Patients who exercise during treatment – if appropriate from the doctor’s perspective – tend to have less fatigue, and with some cancer types, have better outcomes. Whether a structured routine or more casual exercising, being active can also help patients feel they’re doing something to fight back against cancer and gain a sense of some control over their health.

Eat well, feel well

How and what you eat plays a big role in how you feel and your body’s ability to stay as strong and well as possible during cancer treatment, doctors say.  Although there’s no special diet to follow when undergoing cancer treatments, your diet should follow best nutrition guidelines with a balance of protein, grains, fruits, vegetables, and fats, and an eye on staying at a healthy weight.  

“Maintaining a healthy weight is important for your overall health when you have been diagnosed with cancer, so focus on weight loss if needed,” Dr. Mozayen advocates. “In general, eat a healthy diet high in fruits, vegetables and lean proteins and stay hydrated. Your doctor can advise on the best diet.”

Know that cancer doesn’t define you

“Life does not STOP just because you have cancer,” stresses Dr. Haideri. “It’s important to focus on hobbies, exercise, or even talk to providers for minor adjustments in the schedule to be able to participate in family, friends’ celebration events, or travel with family for those memorable experiences. We know these things are important and encourage them.”

Although many patients tend to separate life into “before and after cancer,” doctors advise keeping sight of hobbies, work or other areas of life that give you fulfillment and satisfaction.  

“Write down the activities and hobbies that you loved to do before you were diagnosed with cancer,” says Dr. Smith.  “This lets you separate the activities into those that require lots of energy and those that do not. Fatigue is a common side effect of therapy and cancer, so on a good day, look at the list of activities that require more energy, and do them. If you are having a bad day, do something that you love that doesn’t take as much energy. This will help you enjoy your life and not lose sight of who you were before cancer, and help you continue to be that same person with cancer.” 

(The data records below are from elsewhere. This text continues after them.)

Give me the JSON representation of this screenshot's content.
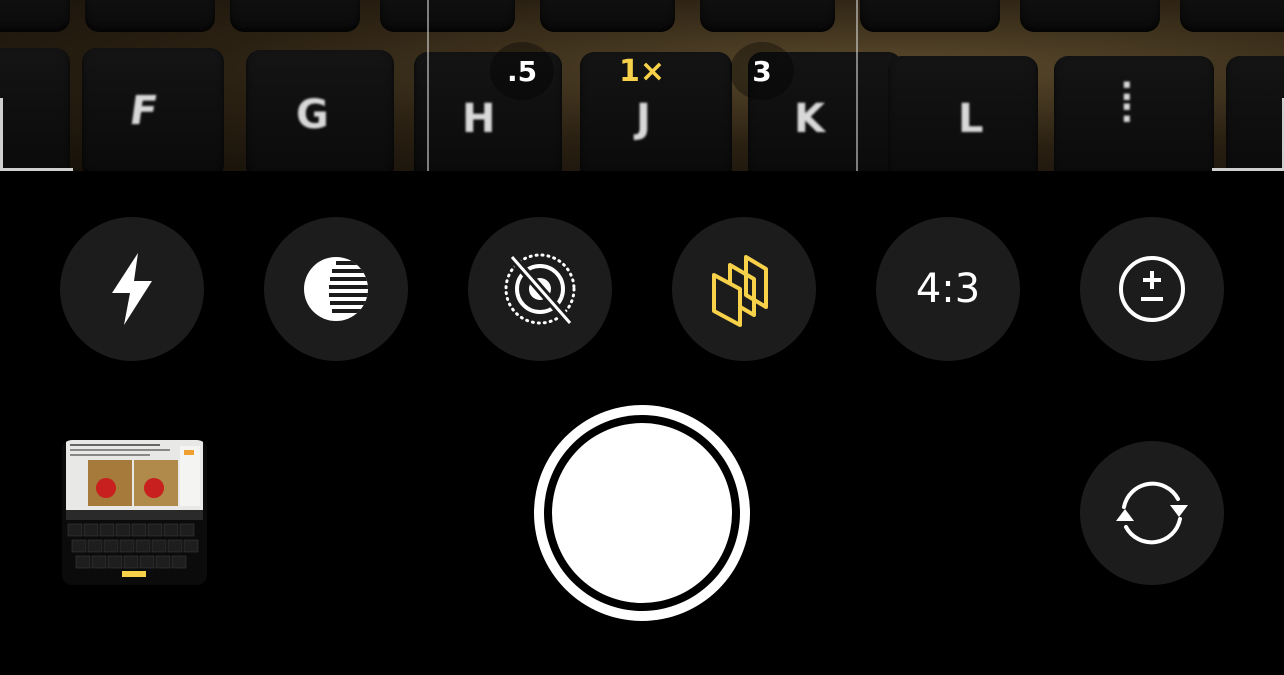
{
  "zoom": {
    "options": [
      ".5",
      "1×",
      "3"
    ],
    "active": "1×"
  },
  "keyboard_keys": [
    "F",
    "G",
    "H",
    "J",
    "K",
    "L"
  ],
  "controls": [
    {
      "id": "flash",
      "icon": "flash-icon"
    },
    {
      "id": "night-mode",
      "icon": "night-mode-icon"
    },
    {
      "id": "live-photo",
      "icon": "live-photo-off-icon"
    },
    {
      "id": "styles",
      "icon": "photographic-styles-icon"
    },
    {
      "id": "aspect-ratio",
      "label": "4:3"
    },
    {
      "id": "exposure",
      "icon": "exposure-icon"
    }
  ],
  "colors": {
    "accent": "#f7d14a",
    "button_bg": "#1c1c1c",
    "background": "#000000"
  }
}
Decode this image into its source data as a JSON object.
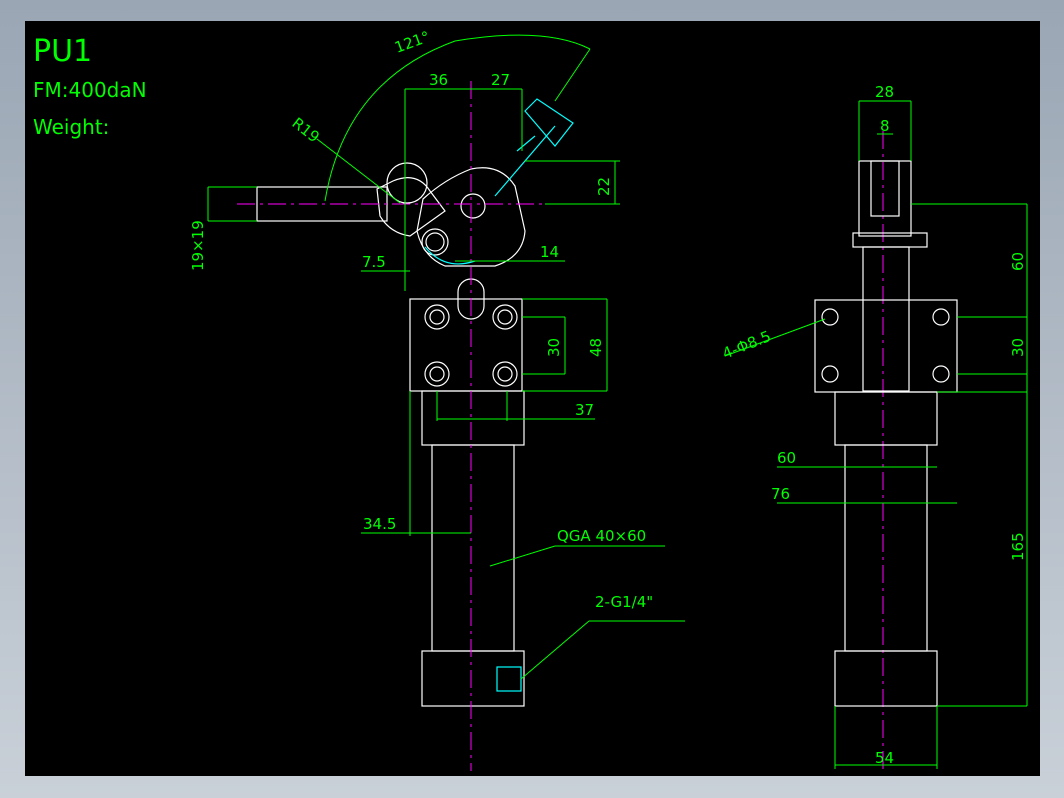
{
  "title": {
    "part": "PU1",
    "force": "FM:400daN",
    "weight": "Weight:"
  },
  "dims": {
    "angle": "121°",
    "r19": "R19",
    "d36": "36",
    "d27": "27",
    "d22": "22",
    "d19x19": "19×19",
    "d7_5": "7.5",
    "d14": "14",
    "d30_front": "30",
    "d48": "48",
    "d37": "37",
    "d34_5": "34.5",
    "cylinder": "QGA 40×60",
    "port": "2-G1/4\"",
    "d28": "28",
    "d8": "8",
    "d60_side": "60",
    "d30_side": "30",
    "holes": "4-Φ8.5",
    "d60_base": "60",
    "d76": "76",
    "d165": "165",
    "d54": "54"
  },
  "colors": {
    "background": "#000000",
    "geometry": "#ffffff",
    "dimension": "#00ff00",
    "centerline": "#ff00ff",
    "hidden": "#00ffff"
  }
}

Walk the road to recovery

Recovery and remission are the goals of treatment, with physicians working to help patients get back to their “normal” environment as emotionally and physically healthy as possible. That takes effort from everyone – including the patient.

Partners in Cancer Care

The doctors and support team at the Sarah Cannon Cancer Institute at HCA Midwest Health are with our patients for every step of a cancer journey, with experience and expertise in all kinds of cancers. Our physicians are board certified in medical oncology, radiation oncology and other specialties supported by experienced nurses, counselors, dietitians, social workers and others to partner with you.

The comprehensive wellness program is here to help you every step of the way. Whether you have been diagnosed with cancer or want to reduce your risk of cancer, are currently in treatment or are in survivorship, or you are supporting a loved one with cancer, we have the expert care you need.

We provide education, support, and referrals in all areas of wellness, including physical function, exercise, nutrition, and emotional well-being. Our services are offered at no charge to the patients of Sarah Cannon Cancer Institute at HCA Midwest Health.

tags: cancer , t4b